A third kind of produce is the orange and yellow group. Carotenoids can also give an orange and yellow color to produce.  Orange foods are gull of vitamin C, an antioxidant, which can support your immune system and help rebuild collagen in the skin. They also contain beta carotene, which supports skin health and is also an antioxidant.  Examples of orange and yellow produce include carrots, cantaloupe, lemons, mangoes, yams, yellow peppers, orange peppers, sweet potatoes, and tangerines.  


Another category of produce is the green group. The chemical that makes plants green is called chlorophyll. Chlorophyll has antioxidant and anti-cancer properties [3]. Some of the leafy greens, such as spinach or kale with also provide vitamins K and A.  One cup of cooked broccoli can also provide vitamins K and C plus folate and fiber. Other examples of green produce include limes, kiwis, green apples, green grapes, zucchini, cucumbers, peas, celery and brussels sprouts.  


Finally, the last category of produce is the white group. The compound that makes some produce white is called anthoxanthin. Anthoxanthins are in the same family as anthocyanins, so they have the same benefits for the human body. White foods such as garlic and onions contain the compound quercetin which may help protect against certain cancers. Other examples of white produce include potatoes, cauliflower, artichokes, onions, and garlic. Don’t forget turnips count too!  Try thinly slicing the turnips and baking them like a potato chip for a delicious way to add some white produce to your plate.  

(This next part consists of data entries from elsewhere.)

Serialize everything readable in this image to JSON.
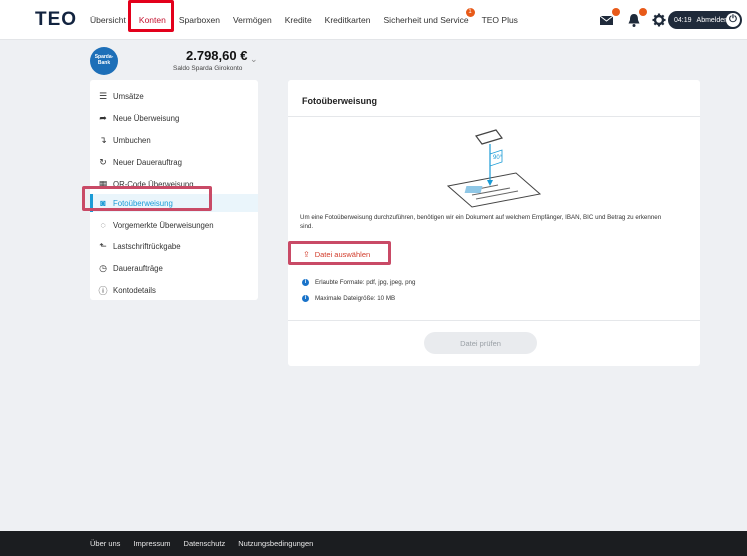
{
  "header": {
    "logo": "TEO",
    "nav": [
      {
        "label": "Übersicht"
      },
      {
        "label": "Konten"
      },
      {
        "label": "Sparboxen"
      },
      {
        "label": "Vermögen"
      },
      {
        "label": "Kredite"
      },
      {
        "label": "Kreditkarten"
      },
      {
        "label": "Sicherheit und Service",
        "badge": "1"
      },
      {
        "label": "TEO Plus"
      }
    ],
    "session_time": "04:19",
    "logout_label": "Abmelden"
  },
  "account": {
    "bank_logo": "Sparda-Bank",
    "balance": "2.798,60 €",
    "balance_label": "Saldo Sparda Girokonto"
  },
  "sidebar": {
    "items": [
      {
        "label": "Umsätze",
        "icon": "list-icon"
      },
      {
        "label": "Neue Überweisung",
        "icon": "arrow-right-icon"
      },
      {
        "label": "Umbuchen",
        "icon": "turn-arrow-icon"
      },
      {
        "label": "Neuer Dauerauftrag",
        "icon": "repeat-icon"
      },
      {
        "label": "QR-Code Überweisung",
        "icon": "qr-code-icon"
      },
      {
        "label": "Fotoüberweisung",
        "icon": "camera-icon",
        "active": true
      },
      {
        "label": "Vorgemerkte Überweisungen",
        "icon": "clock-circle-icon"
      },
      {
        "label": "Lastschriftrückgabe",
        "icon": "return-arrow-icon"
      },
      {
        "label": "Daueraufträge",
        "icon": "timer-icon"
      },
      {
        "label": "Kontodetails",
        "icon": "info-icon"
      }
    ]
  },
  "main": {
    "title": "Fotoüberweisung",
    "illustration_label": "90°",
    "description": "Um eine Fotoüberweisung durchzuführen, benötigen wir ein Dokument auf welchem Empfänger, IBAN, BIC und Betrag zu erkennen sind.",
    "upload_label": "Datei auswählen",
    "info": [
      "Erlaubte Formate: pdf, jpg, jpeg, png",
      "Maximale Dateigröße: 10 MB"
    ],
    "check_button": "Datei prüfen"
  },
  "footer": {
    "links": [
      "Über uns",
      "Impressum",
      "Datenschutz",
      "Nutzungsbedingungen"
    ]
  },
  "colors": {
    "accent_red": "#c4122f",
    "active_blue": "#1a9bd6",
    "highlight_red": "#e3001b",
    "highlight_rose": "#c94a66"
  }
}
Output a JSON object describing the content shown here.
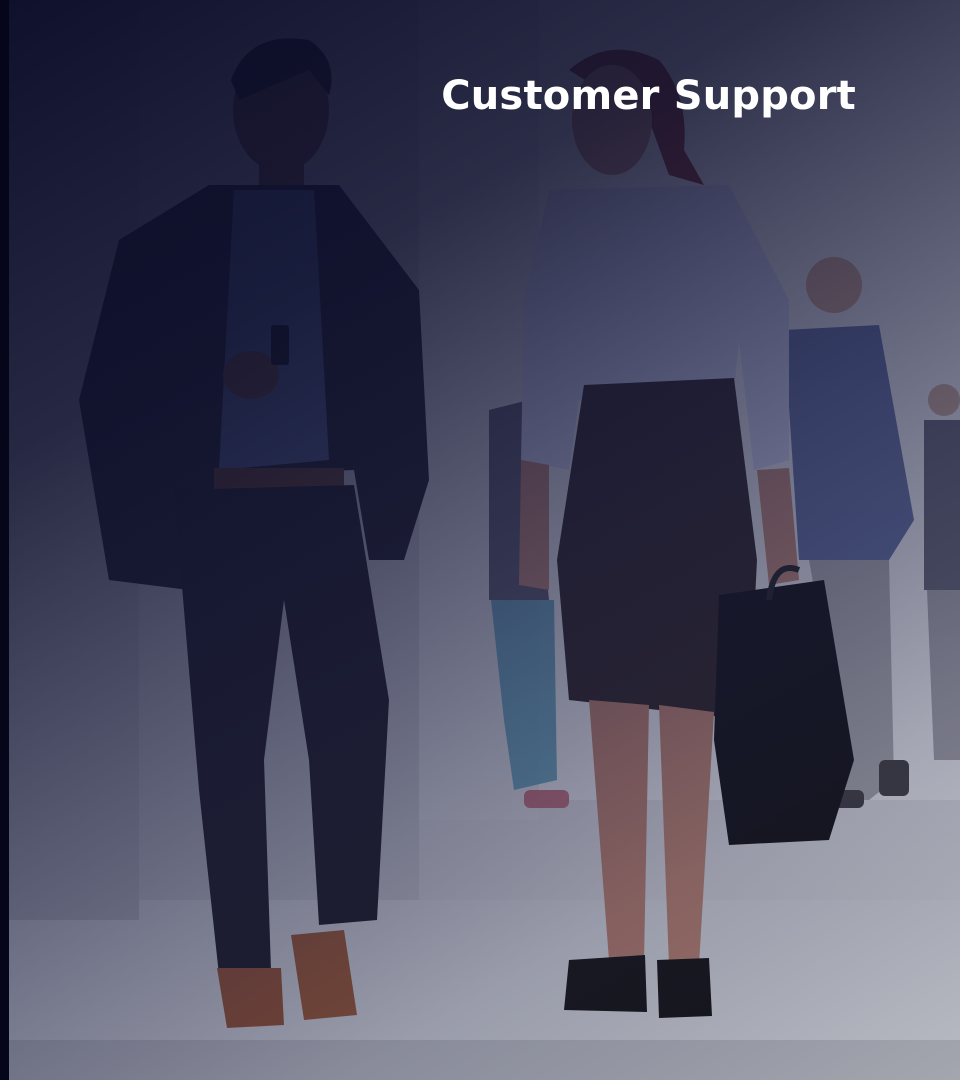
{
  "hero": {
    "title": "Customer Support",
    "image_subject": "business people walking in a corridor",
    "overlay_color": "#0b0d2a",
    "title_color": "#ffffff"
  }
}
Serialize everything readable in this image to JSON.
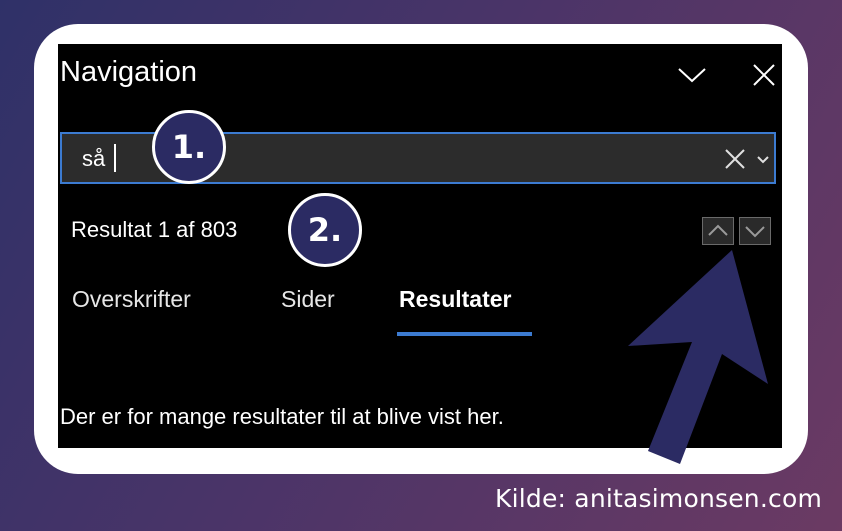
{
  "navigation_pane": {
    "title": "Navigation",
    "collapse_icon": "chevron-down-icon",
    "close_icon": "close-icon"
  },
  "search": {
    "value": "så",
    "clear_icon": "close-icon",
    "dropdown_icon": "chevron-down-icon"
  },
  "results": {
    "count_text": "Resultat 1 af 803",
    "previous_icon": "chevron-up-icon",
    "next_icon": "chevron-down-icon"
  },
  "tabs": [
    {
      "label": "Overskrifter",
      "active": false
    },
    {
      "label": "Sider",
      "active": false
    },
    {
      "label": "Resultater",
      "active": true
    }
  ],
  "message": "Der er for mange resultater til at blive vist her.",
  "annotations": {
    "marker_1": "1.",
    "marker_2": "2.",
    "arrow_icon": "pointer-arrow-icon"
  },
  "credit": "Kilde: anitasimonsen.com",
  "colors": {
    "accent": "#3c7bd1",
    "marker_fill": "#2b2b63",
    "pane_background": "#000000"
  }
}
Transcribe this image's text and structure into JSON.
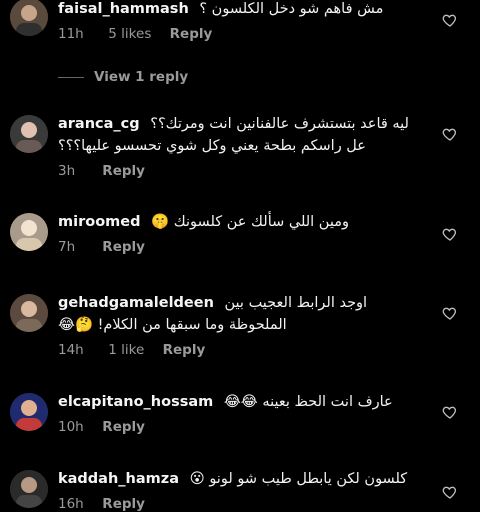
{
  "comments": [
    {
      "username": "faisal_hammash",
      "text": "مش فاهم شو دخل الكلسون ؟",
      "time": "11h",
      "likes": "5 likes",
      "reply": "Reply",
      "view_replies": "View 1 reply",
      "avatar_colors": [
        "#6b5a49",
        "#c8a58a"
      ]
    },
    {
      "username": "aranca_cg",
      "text": "ليه قاعد بتستشرف عالفنانين انت ومرتك؟؟",
      "text2": "عل راسكم بطحة يعني وكل شوي تحسسو عليها؟؟؟",
      "time": "3h",
      "reply": "Reply",
      "avatar_colors": [
        "#3a3a3a",
        "#e0c0b0"
      ]
    },
    {
      "username": "miroomed",
      "text": "ومين اللي سألك عن كلسونك 🤫",
      "time": "7h",
      "reply": "Reply",
      "avatar_colors": [
        "#a89b8c",
        "#f1e3d0"
      ]
    },
    {
      "username": "gehadgamaleldeen",
      "text": "اوجد الرابط العجيب بين",
      "text2": "الملحوظة وما سبقها من الكلام! 🤔😂",
      "time": "14h",
      "likes": "1 like",
      "reply": "Reply",
      "avatar_colors": [
        "#5c4a3f",
        "#d9b8a0"
      ]
    },
    {
      "username": "elcapitano_hossam",
      "text": "عارف انت الحظ بعينه 😂😂",
      "time": "10h",
      "reply": "Reply",
      "avatar_colors": [
        "#1f2b6e",
        "#e05a5a"
      ]
    },
    {
      "username": "kaddah_hamza",
      "text": "كلسون لكن يابطل طيب شو لونو 😮",
      "time": "16h",
      "reply": "Reply",
      "avatar_colors": [
        "#2a2a2a",
        "#b89a84"
      ]
    }
  ],
  "icons": {
    "like": "heart-outline-icon"
  },
  "colors": {
    "background": "#000000",
    "secondary_text": "#9a9a9a"
  }
}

The content on this page is for informational and educational purposes only and should not be relied on as medical advice. This information is not intended to be a substitute for professional medical advice, evaluation, or treatment of a qualified health-care provider. Always seek the guidance of your doctor or other qualified health professional with any questions you may have regarding your health or a medical condition, or if you are seeking medical advice, diagnoses, or treatment. Each individual’s dietary needs and restrictions are unique to the individual. You should consult a qualified health professional regarding health conditions or concerns, and before starting a new diet or health program. Varying factors such as product types or brands purchased can change the nutritional information in any given recipe. To obtain the most accurate representation of the nutritional information in any given recipe, you should calculate the nutritional information with the actual ingredients used in your recipe. You are solely responsible for ensuring that any nutritional information obtained is accurate. If you have or suspect you may have allergies or medical issues which may be affected by certain foods, find you may have or be experiencing side effects, you should promptly contact your health care provider. Statements within this article have not been evaluated or approved by the Food and Drug Administration.<br />